◆ **TASK INSTRUCTIONS**
The records are to be restated in their entirety, word for word.

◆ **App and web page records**
_ _ _

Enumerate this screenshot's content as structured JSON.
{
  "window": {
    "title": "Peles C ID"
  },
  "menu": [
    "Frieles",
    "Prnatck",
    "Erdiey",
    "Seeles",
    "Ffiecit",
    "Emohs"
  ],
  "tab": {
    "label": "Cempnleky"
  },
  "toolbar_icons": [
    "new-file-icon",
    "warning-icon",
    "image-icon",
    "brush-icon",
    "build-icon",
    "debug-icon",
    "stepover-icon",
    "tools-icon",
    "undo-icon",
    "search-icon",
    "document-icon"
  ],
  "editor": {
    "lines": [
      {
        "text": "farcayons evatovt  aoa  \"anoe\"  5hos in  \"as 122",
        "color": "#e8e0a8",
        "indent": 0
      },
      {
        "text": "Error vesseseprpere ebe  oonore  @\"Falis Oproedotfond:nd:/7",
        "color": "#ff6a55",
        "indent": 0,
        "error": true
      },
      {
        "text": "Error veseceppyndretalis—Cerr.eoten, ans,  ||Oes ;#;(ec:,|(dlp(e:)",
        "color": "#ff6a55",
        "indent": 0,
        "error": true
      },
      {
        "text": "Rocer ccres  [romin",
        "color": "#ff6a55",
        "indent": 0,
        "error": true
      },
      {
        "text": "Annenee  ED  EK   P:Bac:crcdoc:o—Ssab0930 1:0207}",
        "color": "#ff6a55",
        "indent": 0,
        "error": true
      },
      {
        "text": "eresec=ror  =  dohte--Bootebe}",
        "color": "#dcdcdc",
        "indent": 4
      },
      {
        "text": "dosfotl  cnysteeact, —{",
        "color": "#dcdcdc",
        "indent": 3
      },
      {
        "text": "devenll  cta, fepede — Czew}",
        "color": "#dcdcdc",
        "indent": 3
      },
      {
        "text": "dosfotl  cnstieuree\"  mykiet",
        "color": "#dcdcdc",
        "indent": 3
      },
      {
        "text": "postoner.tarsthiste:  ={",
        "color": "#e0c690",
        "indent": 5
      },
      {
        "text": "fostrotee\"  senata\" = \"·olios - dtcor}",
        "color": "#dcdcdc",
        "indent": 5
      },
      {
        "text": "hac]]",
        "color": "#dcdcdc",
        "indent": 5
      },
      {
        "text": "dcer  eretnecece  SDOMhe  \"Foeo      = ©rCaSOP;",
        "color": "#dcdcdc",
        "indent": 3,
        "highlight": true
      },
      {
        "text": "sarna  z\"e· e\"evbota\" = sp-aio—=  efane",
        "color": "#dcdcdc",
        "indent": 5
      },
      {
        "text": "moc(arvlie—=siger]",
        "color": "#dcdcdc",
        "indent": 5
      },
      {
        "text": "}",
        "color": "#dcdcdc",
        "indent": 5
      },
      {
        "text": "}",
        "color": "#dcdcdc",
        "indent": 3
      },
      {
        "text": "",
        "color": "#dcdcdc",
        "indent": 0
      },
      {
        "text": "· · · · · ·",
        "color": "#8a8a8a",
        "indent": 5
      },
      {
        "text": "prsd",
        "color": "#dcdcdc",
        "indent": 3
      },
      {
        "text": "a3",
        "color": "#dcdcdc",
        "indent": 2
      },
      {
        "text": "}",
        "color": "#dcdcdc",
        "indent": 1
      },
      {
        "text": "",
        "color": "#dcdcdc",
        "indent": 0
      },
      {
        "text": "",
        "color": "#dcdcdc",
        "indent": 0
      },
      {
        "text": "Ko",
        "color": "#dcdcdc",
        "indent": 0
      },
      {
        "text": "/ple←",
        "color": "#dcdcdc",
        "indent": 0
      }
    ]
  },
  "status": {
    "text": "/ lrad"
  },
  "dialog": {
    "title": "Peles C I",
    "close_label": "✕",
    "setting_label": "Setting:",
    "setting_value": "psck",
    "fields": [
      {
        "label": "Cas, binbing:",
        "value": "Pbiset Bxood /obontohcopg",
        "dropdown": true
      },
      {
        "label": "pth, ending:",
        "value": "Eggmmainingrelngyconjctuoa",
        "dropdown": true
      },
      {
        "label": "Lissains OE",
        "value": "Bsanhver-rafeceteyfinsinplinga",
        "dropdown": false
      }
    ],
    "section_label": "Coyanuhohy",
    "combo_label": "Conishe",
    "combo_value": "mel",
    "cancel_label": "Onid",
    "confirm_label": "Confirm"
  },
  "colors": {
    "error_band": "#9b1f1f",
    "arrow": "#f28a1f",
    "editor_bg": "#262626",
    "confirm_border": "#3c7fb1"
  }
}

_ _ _

◆ **WRITTEN RESPONSE**
Enumerate this screenshot's content as structured JSON.
{
  "window": {
    "title": "Peles C ID"
  },
  "menu": [
    "Frieles",
    "Prnatck",
    "Erdiey",
    "Seeles",
    "Ffiecit",
    "Emohs"
  ],
  "tab": {
    "label": "Cempnleky"
  },
  "toolbar_icons": [
    "new-file-icon",
    "warning-icon",
    "image-icon",
    "brush-icon",
    "build-icon",
    "debug-icon",
    "stepover-icon",
    "tools-icon",
    "undo-icon",
    "search-icon",
    "document-icon"
  ],
  "editor": {
    "lines": [
      {
        "text": "farcayons evatovt  aoa  \"anoe\"  5hos in  \"as 122",
        "color": "#e8e0a8",
        "indent": 0
      },
      {
        "text": "Error vesseseprpere ebe  oonore  @\"Falis Oproedotfond:nd:/7",
        "color": "#ff6a55",
        "indent": 0,
        "error": true
      },
      {
        "text": "Error veseceppyndretalis—Cerr.eoten, ans,  ||Oes ;#;(ec:,|(dlp(e:)",
        "color": "#ff6a55",
        "indent": 0,
        "error": true
      },
      {
        "text": "Rocer ccres  [romin",
        "color": "#ff6a55",
        "indent": 0,
        "error": true
      },
      {
        "text": "Annenee  ED  EK   P:Bac:crcdoc:o—Ssab0930 1:0207}",
        "color": "#ff6a55",
        "indent": 0,
        "error": true
      },
      {
        "text": "eresec=ror  =  dohte--Bootebe}",
        "color": "#dcdcdc",
        "indent": 4
      },
      {
        "text": "dosfotl  cnysteeact, —{",
        "color": "#dcdcdc",
        "indent": 3
      },
      {
        "text": "devenll  cta, fepede — Czew}",
        "color": "#dcdcdc",
        "indent": 3
      },
      {
        "text": "dosfotl  cnstieuree\"  mykiet",
        "color": "#dcdcdc",
        "indent": 3
      },
      {
        "text": "postoner.tarsthiste:  ={",
        "color": "#e0c690",
        "indent": 5
      },
      {
        "text": "fostrotee\"  senata\" = \"·olios - dtcor}",
        "color": "#dcdcdc",
        "indent": 5
      },
      {
        "text": "hac]]",
        "color": "#dcdcdc",
        "indent": 5
      },
      {
        "text": "dcer  eretnecece  SDOMhe  \"Foeo      = ©rCaSOP;",
        "color": "#dcdcdc",
        "indent": 3,
        "highlight": true
      },
      {
        "text": "sarna  z\"e· e\"evbota\" = sp-aio—=  efane",
        "color": "#dcdcdc",
        "indent": 5
      },
      {
        "text": "moc(arvlie—=siger]",
        "color": "#dcdcdc",
        "indent": 5
      },
      {
        "text": "}",
        "color": "#dcdcdc",
        "indent": 5
      },
      {
        "text": "}",
        "color": "#dcdcdc",
        "indent": 3
      },
      {
        "text": "",
        "color": "#dcdcdc",
        "indent": 0
      },
      {
        "text": "· · · · · ·",
        "color": "#8a8a8a",
        "indent": 5
      },
      {
        "text": "prsd",
        "color": "#dcdcdc",
        "indent": 3
      },
      {
        "text": "a3",
        "color": "#dcdcdc",
        "indent": 2
      },
      {
        "text": "}",
        "color": "#dcdcdc",
        "indent": 1
      },
      {
        "text": "",
        "color": "#dcdcdc",
        "indent": 0
      },
      {
        "text": "",
        "color": "#dcdcdc",
        "indent": 0
      },
      {
        "text": "Ko",
        "color": "#dcdcdc",
        "indent": 0
      },
      {
        "text": "/ple←",
        "color": "#dcdcdc",
        "indent": 0
      }
    ]
  },
  "status": {
    "text": "/ lrad"
  },
  "dialog": {
    "title": "Peles C I",
    "close_label": "✕",
    "setting_label": "Setting:",
    "setting_value": "psck",
    "fields": [
      {
        "label": "Cas, binbing:",
        "value": "Pbiset Bxood /obontohcopg",
        "dropdown": true
      },
      {
        "label": "pth, ending:",
        "value": "Eggmmainingrelngyconjctuoa",
        "dropdown": true
      },
      {
        "label": "Lissains OE",
        "value": "Bsanhver-rafeceteyfinsinplinga",
        "dropdown": false
      }
    ],
    "section_label": "Coyanuhohy",
    "combo_label": "Conishe",
    "combo_value": "mel",
    "cancel_label": "Onid",
    "confirm_label": "Confirm"
  },
  "colors": {
    "error_band": "#9b1f1f",
    "arrow": "#f28a1f",
    "editor_bg": "#262626",
    "confirm_border": "#3c7fb1"
  }
}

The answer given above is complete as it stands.